START Entries supplied

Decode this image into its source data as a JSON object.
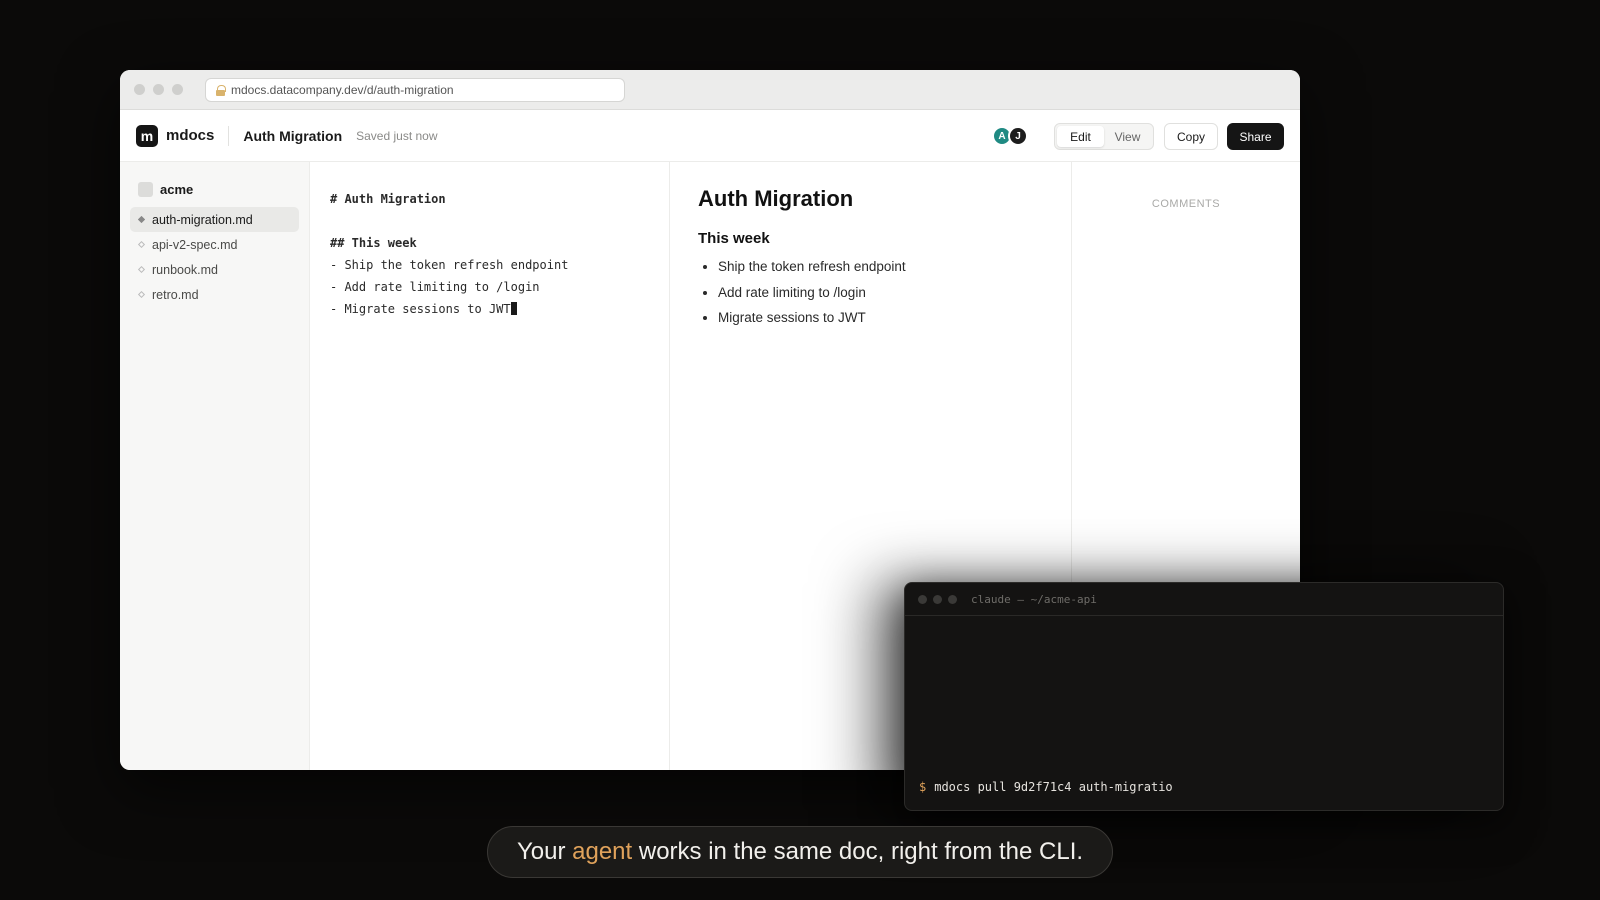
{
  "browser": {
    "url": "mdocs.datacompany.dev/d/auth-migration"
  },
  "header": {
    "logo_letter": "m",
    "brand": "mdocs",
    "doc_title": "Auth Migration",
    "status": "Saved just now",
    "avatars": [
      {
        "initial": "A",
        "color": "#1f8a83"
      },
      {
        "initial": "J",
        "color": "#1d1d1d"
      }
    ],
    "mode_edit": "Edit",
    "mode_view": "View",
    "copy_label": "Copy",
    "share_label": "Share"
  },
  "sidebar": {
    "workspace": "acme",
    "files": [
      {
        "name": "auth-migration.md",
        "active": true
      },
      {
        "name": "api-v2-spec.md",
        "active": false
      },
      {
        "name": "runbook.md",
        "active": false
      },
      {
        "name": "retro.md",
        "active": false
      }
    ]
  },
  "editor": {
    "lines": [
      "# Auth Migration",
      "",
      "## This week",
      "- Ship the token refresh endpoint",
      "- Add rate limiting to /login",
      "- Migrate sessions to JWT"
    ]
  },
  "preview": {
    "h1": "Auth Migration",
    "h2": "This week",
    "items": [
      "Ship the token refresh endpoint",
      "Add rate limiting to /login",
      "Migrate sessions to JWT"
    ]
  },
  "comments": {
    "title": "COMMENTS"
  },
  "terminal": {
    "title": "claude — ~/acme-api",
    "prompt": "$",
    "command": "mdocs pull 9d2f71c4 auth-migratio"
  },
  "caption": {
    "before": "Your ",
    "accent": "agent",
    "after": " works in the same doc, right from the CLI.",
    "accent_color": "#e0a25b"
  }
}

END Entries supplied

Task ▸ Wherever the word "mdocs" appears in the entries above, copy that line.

Exercise response ▸
    "url": "mdocs.datacompany.dev/d/auth-migration"
    "brand": "mdocs",
    "command": "mdocs pull 9d2f71c4 auth-migratio"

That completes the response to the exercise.